The Lunar New Year is being celebrated in full force in Sydney, with a variety of activities and parades taking place among the highly decorated city. When perusing the list of various festivities we might attend, one event in particular jumped out at me as it wasn’t the typical tour or dragon dance performance, and seemed an unusual yet memorable experience. I registered online, and marked my calendar to be at Tumbalong Park on Tuesday morning.
We woke up earlier than usual (well, Tyler did. I’m still not in a normal sleep pattern yet) and boarded the train. We walked towards the park and could see a line of people already formed along a barricaded stage. We were all there to take part in attempting to beat a Guinness World Record – to eat together in the largest collective yum cha/dim sum breakfast in history.
We made our way through the gates and found our seats. The tables were set up with elaborate red tablecloths and Chinese lanterns, and I was amazed to see they even had put out cloth napkins. Then the waiting began. It took over an hour for everyone to make their way in and find their seats, and another hour or so for the food to be handed out and rules explained. There was quite a lot of pomp and circumstance involved, with a slew of workers milling about to ensure no one ate early or incorrectly to jeopardize the official count. Tyler and I just kept looking over at one another and laughing – this was definitely not the time commitment we had expected. After a few more minutes in the burning sun, our official countdown began, and a few minutes after eleven we helped to break the world record! We received a small token as proof, and are somewhere in the back of the photograph that should eventually make its way to the printed world record book.
After waiting patiently for our dumplings (which were delicious, but not nearly enough for a full breakfast/lunch) we decided we were starving and seeing as we were vaguely in the vicinity, decided to head over to the Sydney fish market as it had both somewhere to eat and also ticked another must-see place off our Sydney list.

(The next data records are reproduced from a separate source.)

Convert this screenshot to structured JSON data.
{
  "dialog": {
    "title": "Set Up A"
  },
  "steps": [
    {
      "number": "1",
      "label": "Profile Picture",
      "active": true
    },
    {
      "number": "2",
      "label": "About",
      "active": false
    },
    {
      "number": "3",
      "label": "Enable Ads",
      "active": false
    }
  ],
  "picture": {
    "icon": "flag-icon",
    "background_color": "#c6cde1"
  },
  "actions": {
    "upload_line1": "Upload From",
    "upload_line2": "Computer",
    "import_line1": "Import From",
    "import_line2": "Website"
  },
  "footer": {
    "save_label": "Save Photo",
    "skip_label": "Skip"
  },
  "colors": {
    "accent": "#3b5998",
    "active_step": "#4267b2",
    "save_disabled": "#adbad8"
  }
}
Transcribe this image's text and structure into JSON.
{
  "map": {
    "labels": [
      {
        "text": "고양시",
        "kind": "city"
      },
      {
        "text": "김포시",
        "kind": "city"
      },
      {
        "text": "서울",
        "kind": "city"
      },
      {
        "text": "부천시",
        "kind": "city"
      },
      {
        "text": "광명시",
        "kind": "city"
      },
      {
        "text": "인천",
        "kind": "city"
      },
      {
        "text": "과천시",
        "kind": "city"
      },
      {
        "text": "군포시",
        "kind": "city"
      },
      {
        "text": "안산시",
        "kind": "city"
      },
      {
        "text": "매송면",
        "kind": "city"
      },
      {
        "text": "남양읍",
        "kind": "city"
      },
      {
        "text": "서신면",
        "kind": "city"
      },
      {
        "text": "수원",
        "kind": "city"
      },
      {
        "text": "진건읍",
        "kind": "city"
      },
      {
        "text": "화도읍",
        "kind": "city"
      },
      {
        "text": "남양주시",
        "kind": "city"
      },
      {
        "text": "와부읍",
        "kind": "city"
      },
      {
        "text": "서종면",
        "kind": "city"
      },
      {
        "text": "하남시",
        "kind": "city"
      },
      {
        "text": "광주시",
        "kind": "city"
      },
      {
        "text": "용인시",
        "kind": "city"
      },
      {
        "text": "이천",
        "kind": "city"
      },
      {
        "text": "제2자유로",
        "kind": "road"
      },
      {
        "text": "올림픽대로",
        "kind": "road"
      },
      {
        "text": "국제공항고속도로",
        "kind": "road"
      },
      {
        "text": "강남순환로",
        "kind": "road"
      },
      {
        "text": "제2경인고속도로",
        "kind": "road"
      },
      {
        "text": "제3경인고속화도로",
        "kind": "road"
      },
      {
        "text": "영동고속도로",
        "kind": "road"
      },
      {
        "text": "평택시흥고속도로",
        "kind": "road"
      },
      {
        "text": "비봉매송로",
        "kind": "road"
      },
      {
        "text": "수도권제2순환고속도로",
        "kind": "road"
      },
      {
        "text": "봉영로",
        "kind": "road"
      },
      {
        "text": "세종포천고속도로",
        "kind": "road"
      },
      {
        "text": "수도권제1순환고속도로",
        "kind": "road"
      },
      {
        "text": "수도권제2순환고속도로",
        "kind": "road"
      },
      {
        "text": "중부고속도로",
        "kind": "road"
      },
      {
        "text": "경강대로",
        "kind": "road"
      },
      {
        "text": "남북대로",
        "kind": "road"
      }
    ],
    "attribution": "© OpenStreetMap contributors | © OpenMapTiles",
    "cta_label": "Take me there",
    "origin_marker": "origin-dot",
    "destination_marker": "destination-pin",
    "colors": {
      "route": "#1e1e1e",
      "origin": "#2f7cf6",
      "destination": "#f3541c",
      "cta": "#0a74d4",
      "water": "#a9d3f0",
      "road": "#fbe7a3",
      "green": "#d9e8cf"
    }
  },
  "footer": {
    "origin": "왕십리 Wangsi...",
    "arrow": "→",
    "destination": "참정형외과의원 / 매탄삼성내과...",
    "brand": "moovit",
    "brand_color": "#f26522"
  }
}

Similarly to Circular Quay, I was amazed at how packed the fish market was (on a Tuesday!) and decided all of the tourists in Sydney must hide out in just these two locations. We walked into the market, the scent thick and my sandals slipping on the slick concrete floor. The amount of people and fish was completely overwhelming. There were countless mollusks and squid, giant sections of swordfish and whole salmon, buffets of prepared lunches and sushi of all shapes and sizes. Perhaps we had picked the wrong place for someone as indecisive as myself to have lunch.
We eventually settled on raw oysters (not as good as the opera bar!), a mix of fried things and prawns from Nicholas Seafood, and grilled eel over rice. We’d go back in later for a piece of salmon for dinner. We tried to find a seat at the many picnic tables beside the water, but each was filled with a family devouring overflowing plates of seafood and shooing away seagulls. We actually saw one tricky bird swoop down and steal a piece of sashimi straight from a woman’s hand. Australian ibis waddled around the docks, trying to grab whatever crumbs they could – I’ve learned that they are sometimes fittingly called “bin chickens” here.
We settled on a bench in the park across the road, stupidly forgetting to grab napkins on our way out and making an absolute mess. I think I still have sweet chili sauce on my phone. To an onlooker, our entire lunch must have appeared as a scene from Alfred Hitchock’s The Birds, the seagulls surrounding us, inching closer and closer. The eel was worth it.